The National Cancer Institute (NCI) conducts and supports scientific discovery and its application to achieve a future, when cancer is uncommon and all cancers are treated. One key goal of the NCI Challenge Goal 2015 is to correct an unacceptable fact that the burden of cancer is borne unequally and unjustly in our society.

To effectively accomplish this goal, new understanding is needed to explain the social, cultural, environmental, biological, and behavioral determinants of cancer, their interactions, and how they contribute to disparities in cancer care and prevention. NCI is strongly committed to a wide-ranging research program that will address these cancer health disparities across the cancer control continuum from disease prevention to end-of-life care.

This includes working with local communities to develop interventions targeted to the specific needs of underserved populations. Community-based programs are ideal venues for designing and testing interventions among underserved populations. By understanding the health experiences of underserved communities, researchers are able to develop more culturally appropriate and accessible interventions; health care providers are more likely to arrange for their patients to participate in cutting-edge clinical research; and cancer patients and people at risk have access to the full range of state-of-the-art cancer services.

NCI's launch in 2000 of the Special Populations Networks (SPN) for cancer awareness, research, and training dramatically demonstrated our commitment to promptly and directly address cancer health disparities in local communities with bold initiatives to reduce and, ultimately, end blatant injustices within the health care system.

The SPN program was started in response to the needs of underserved populations throughout the United States for meaningful cancer information, training, and research. The SPN initiative also reflected NCI's realization of the importance of supporting community-based research and training of minority researchers, who represent populations with an unequal burden of cancer. The goal of SPN was to match the needs of the community for culturally-appropriate health information to the mandate of NCI to perform community-based research and train minority researchers.

This special Supplement provides a report on the achievements and activities of the SPN program during its 5 years of innovative work. The NCI funded 18 SPNs during that period and the results from their efforts are substantial and well worth your time and review.

It is especially gratifying to see the plethora of original research published by both junior and minority biomedical researchers, who were key participants in all of the SPN organizations.
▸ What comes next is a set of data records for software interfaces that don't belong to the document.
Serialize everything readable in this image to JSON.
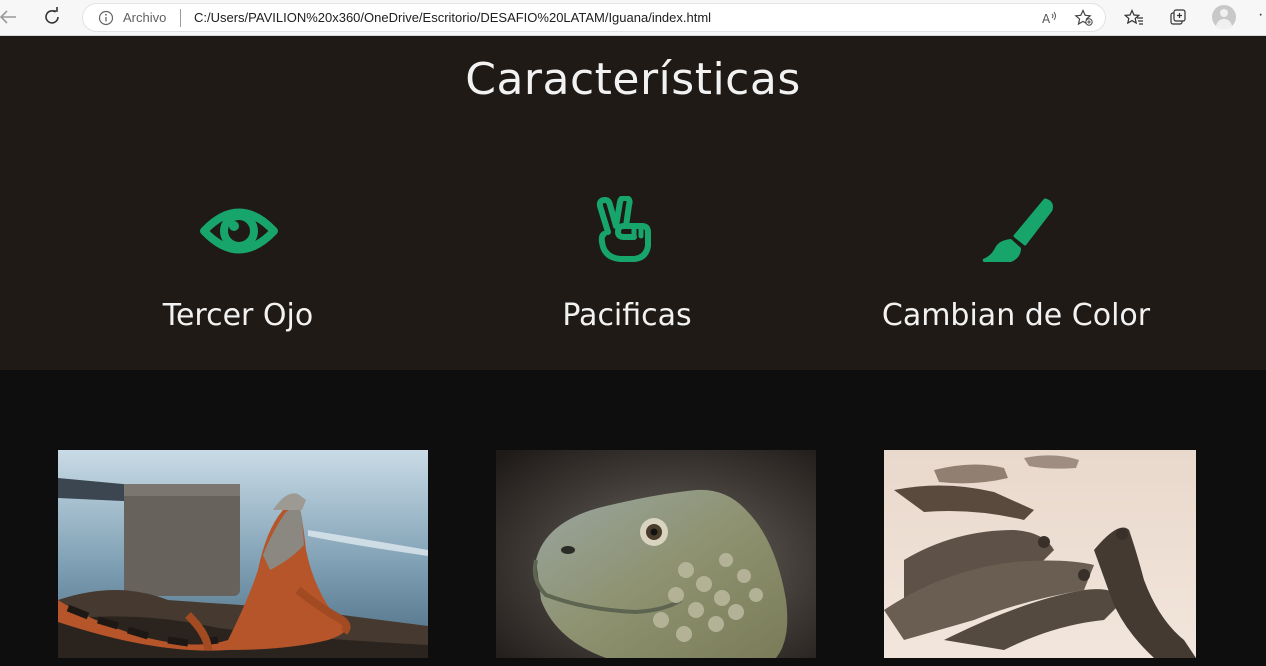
{
  "browser": {
    "archivo_label": "Archivo",
    "url": "C:/Users/PAVILION%20x360/OneDrive/Escritorio/DESAFIO%20LATAM/Iguana/index.html",
    "more_label": "·"
  },
  "features": {
    "title": "Características",
    "items": [
      {
        "label": "Tercer Ojo",
        "icon": "eye-icon"
      },
      {
        "label": "Pacificas",
        "icon": "peace-hand-icon"
      },
      {
        "label": "Cambian de Color",
        "icon": "paintbrush-icon"
      }
    ],
    "accent_color": "#17a56b",
    "background": "#1f1a15"
  },
  "gallery": {
    "photos": [
      {
        "subject": "iguana-on-rocks-by-sea"
      },
      {
        "subject": "iguana-head-closeup"
      },
      {
        "subject": "iguanas-on-sand"
      }
    ]
  }
}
NCI understands the critical need for developing a cadre of researchers and clinicians prepared to effectively address cancer health disparities. As you will glean from the following reports, the SPN program was a signal success as a model and forum for increasing the number of culturally-sensitive, well-trained investigators.

The most significant achievement of the SPN program is the establishment by NCI of a follow-on initiative—the Community Networks Program (CNP). In a time of restricted budgets, NCI leadership and the National Cancer Advisory Board have chosen to nurture this important program for another 5 years at a commitment of $95 million.

The CNP, with 25 grantees, builds on the work and goals of the SPN program to reduce cancer disparities at the community level. To achieve this goal, CNP will use the SPN paradigm encompassing education, research, and training—a standard now also frequently used by other federal health care agencies as a model for programs addressing the health needs of minority and underserved communities.

Cancer research is a model for the biomedical revolution, and the discoveries we are making in cancer-related genetics, genomics, and proteomics are being extended to advances against diabetes and other chronic diseases. In the same way, the success of the SPN program and CNP can be extended beyond cancer to address the problems of the widespread disparities that exist in the rest of our health care delivery system.